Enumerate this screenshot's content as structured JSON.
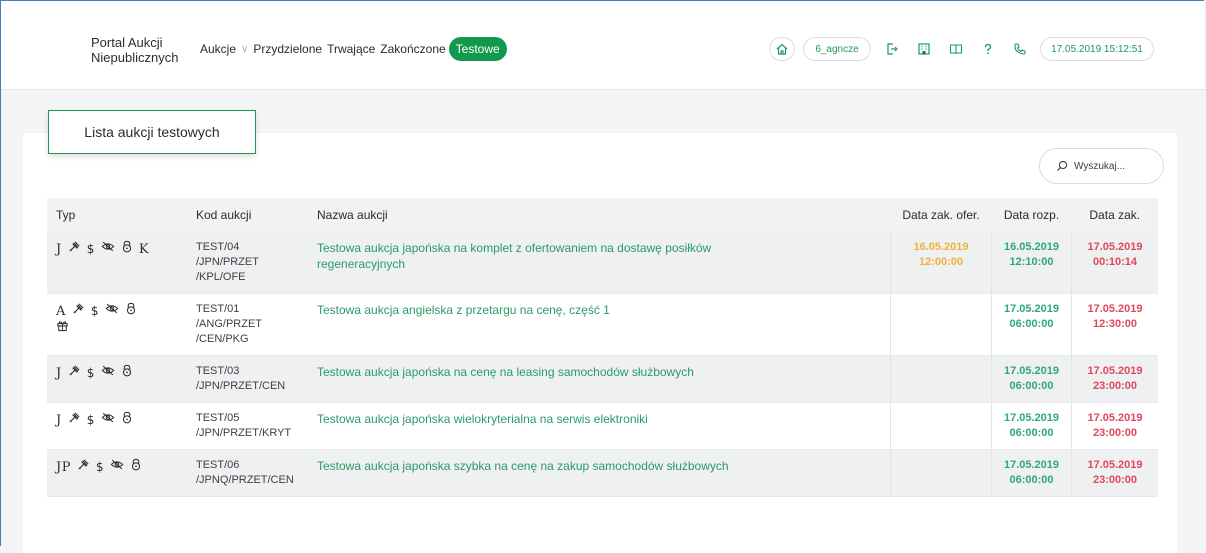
{
  "header": {
    "brand_line1": "Portal Aukcji",
    "brand_line2": "Niepublicznych",
    "nav": [
      "Aukcje",
      "Przydzielone",
      "Trwające",
      "Zakończone",
      "Testowe"
    ],
    "active_nav": "Testowe",
    "user": "6_agncze",
    "datetime": "17.05.2019 15:12:51"
  },
  "page": {
    "title": "Lista aukcji testowych",
    "search_placeholder": "Wyszukaj..."
  },
  "table": {
    "columns": [
      "Typ",
      "Kod aukcji",
      "Nazwa aukcji",
      "Data zak. ofer.",
      "Data rozp.",
      "Data zak."
    ],
    "rows": [
      {
        "type": "J",
        "type_icons": [
          "gavel-icon",
          "dollar-icon",
          "eye-off-icon",
          "lock-icon",
          "k-letter"
        ],
        "code": "TEST/04 /JPN/PRZET /KPL/OFE",
        "code_lines": [
          "TEST/04",
          "/JPN/PRZET",
          "/KPL/OFE"
        ],
        "name": "Testowa aukcja japońska na komplet z ofertowaniem na dostawę posiłków regeneracyjnych",
        "offer_end": [
          "16.05.2019",
          "12:00:00"
        ],
        "start": [
          "16.05.2019",
          "12:10:00"
        ],
        "end": [
          "17.05.2019",
          "00:10:14"
        ]
      },
      {
        "type": "A",
        "type_icons": [
          "gavel-icon",
          "dollar-icon",
          "eye-off-icon",
          "lock-icon",
          "gift-icon"
        ],
        "code_lines": [
          "TEST/01",
          "/ANG/PRZET",
          "/CEN/PKG"
        ],
        "name": "Testowa aukcja angielska z przetargu na cenę, część 1",
        "offer_end": [
          "",
          ""
        ],
        "start": [
          "17.05.2019",
          "06:00:00"
        ],
        "end": [
          "17.05.2019",
          "12:30:00"
        ]
      },
      {
        "type": "J",
        "type_icons": [
          "gavel-icon",
          "dollar-icon",
          "eye-off-icon",
          "lock-icon"
        ],
        "code_lines": [
          "TEST/03",
          "/JPN/PRZET/CEN"
        ],
        "name": "Testowa aukcja japońska na cenę na leasing samochodów służbowych",
        "offer_end": [
          "",
          ""
        ],
        "start": [
          "17.05.2019",
          "06:00:00"
        ],
        "end": [
          "17.05.2019",
          "23:00:00"
        ]
      },
      {
        "type": "J",
        "type_icons": [
          "gavel-icon",
          "dollar-icon",
          "eye-off-icon",
          "lock-icon"
        ],
        "code_lines": [
          "TEST/05",
          "/JPN/PRZET/KRYT"
        ],
        "name": "Testowa aukcja japońska wielokryterialna na serwis elektroniki",
        "offer_end": [
          "",
          ""
        ],
        "start": [
          "17.05.2019",
          "06:00:00"
        ],
        "end": [
          "17.05.2019",
          "23:00:00"
        ]
      },
      {
        "type": "JP",
        "type_icons": [
          "gavel-icon",
          "dollar-icon",
          "eye-off-icon",
          "lock-icon"
        ],
        "code_lines": [
          "TEST/06",
          "/JPNQ/PRZET/CEN"
        ],
        "name": "Testowa aukcja japońska szybka na cenę na zakup samochodów służbowych",
        "offer_end": [
          "",
          ""
        ],
        "start": [
          "17.05.2019",
          "06:00:00"
        ],
        "end": [
          "17.05.2019",
          "23:00:00"
        ]
      }
    ]
  },
  "colors": {
    "accent": "#119a4d",
    "link": "#2a9b66",
    "date_orange": "#f0b13a",
    "date_green": "#2fa877",
    "date_red": "#e0475c"
  }
}
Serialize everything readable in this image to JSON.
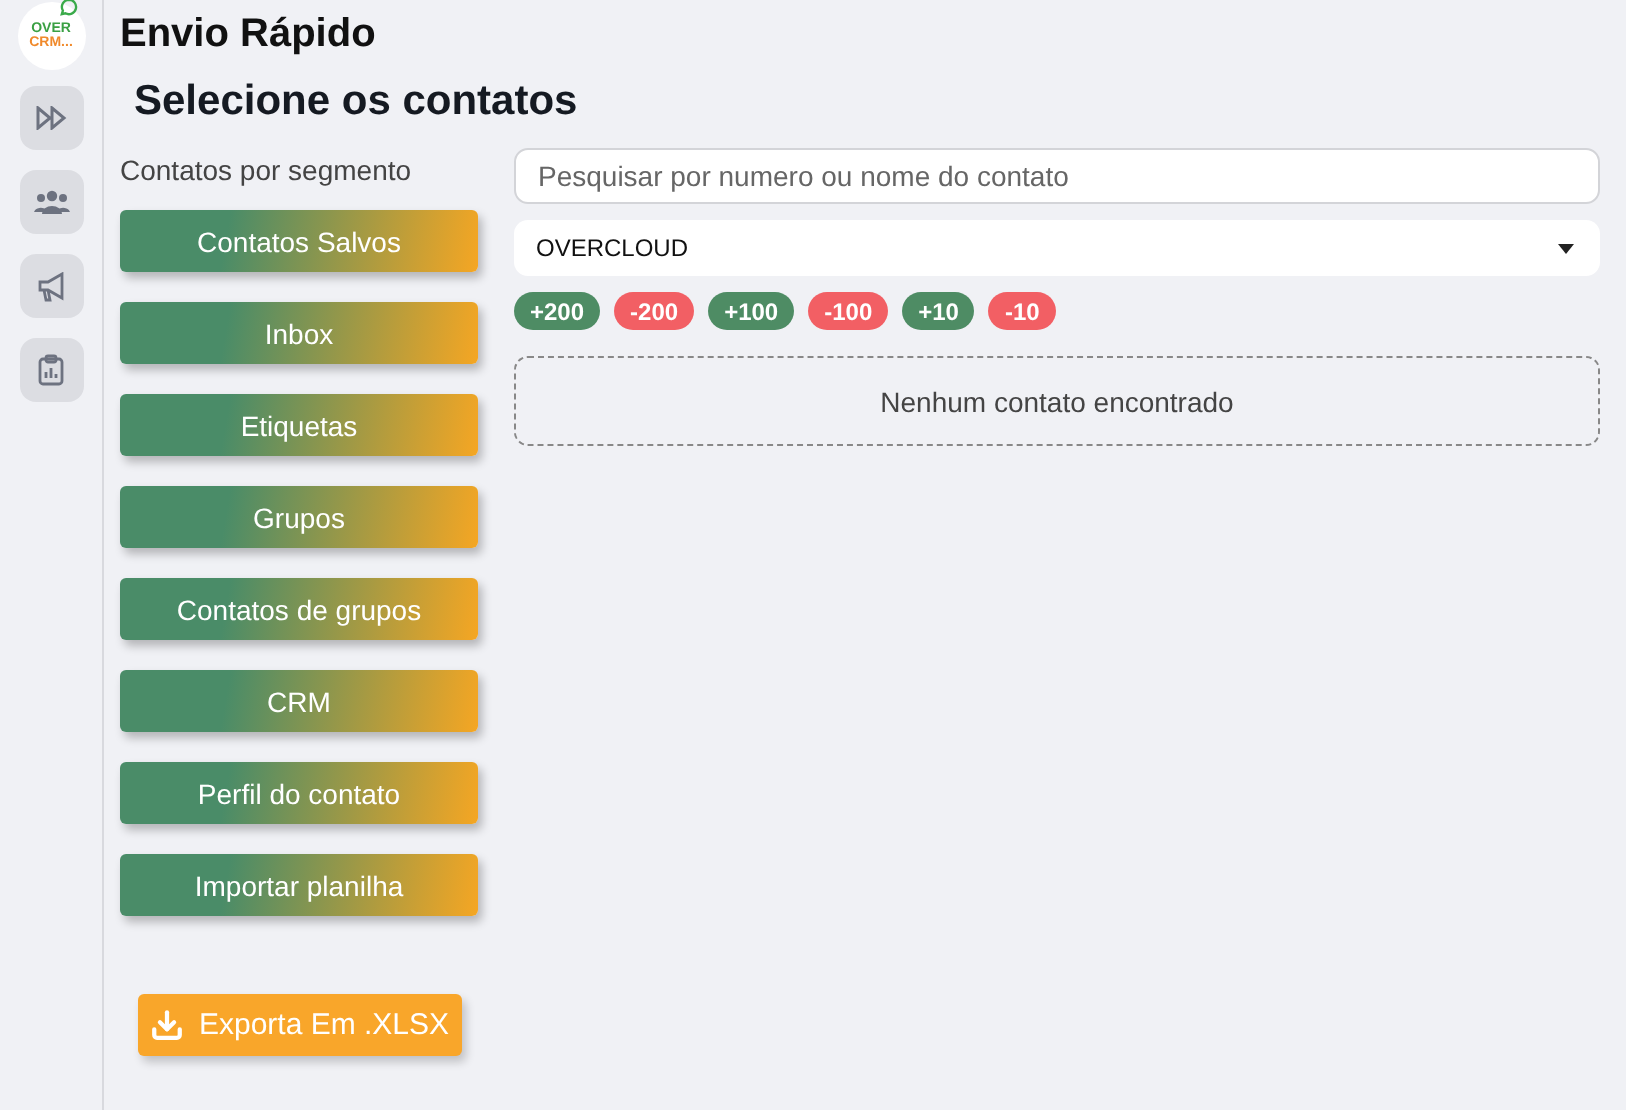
{
  "logo": {
    "line_1": "OVER",
    "line_2": "CRM..."
  },
  "nav": [
    {
      "kind": "forward",
      "selected": false
    },
    {
      "kind": "users",
      "selected": false
    },
    {
      "kind": "megaphone",
      "selected": false
    },
    {
      "kind": "clipboard",
      "selected": false
    }
  ],
  "title": "Envio Rápido",
  "subtitle": "Selecione os contatos",
  "segments": {
    "label": "Contatos por segmento",
    "buttons": [
      "Contatos Salvos",
      "Inbox",
      "Etiquetas",
      "Grupos",
      "Contatos de grupos",
      "CRM",
      "Perfil do contato",
      "Importar planilha"
    ]
  },
  "export_button": "Exporta Em .XLSX",
  "search": {
    "placeholder": "Pesquisar por numero ou nome do contato"
  },
  "connection_select": {
    "value": "OVERCLOUD"
  },
  "quick_counts": [
    {
      "label": "+200",
      "color": "#4e8c64"
    },
    {
      "label": "-200",
      "color": "#f25f64"
    },
    {
      "label": "+100",
      "color": "#4e8c64"
    },
    {
      "label": "-100",
      "color": "#f25f64"
    },
    {
      "label": "+10",
      "color": "#4e8c64"
    },
    {
      "label": "-10",
      "color": "#f25f64"
    }
  ],
  "empty_message": "Nenhum contato encontrado"
}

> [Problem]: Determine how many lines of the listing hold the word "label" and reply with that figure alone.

> [Answer area]: 7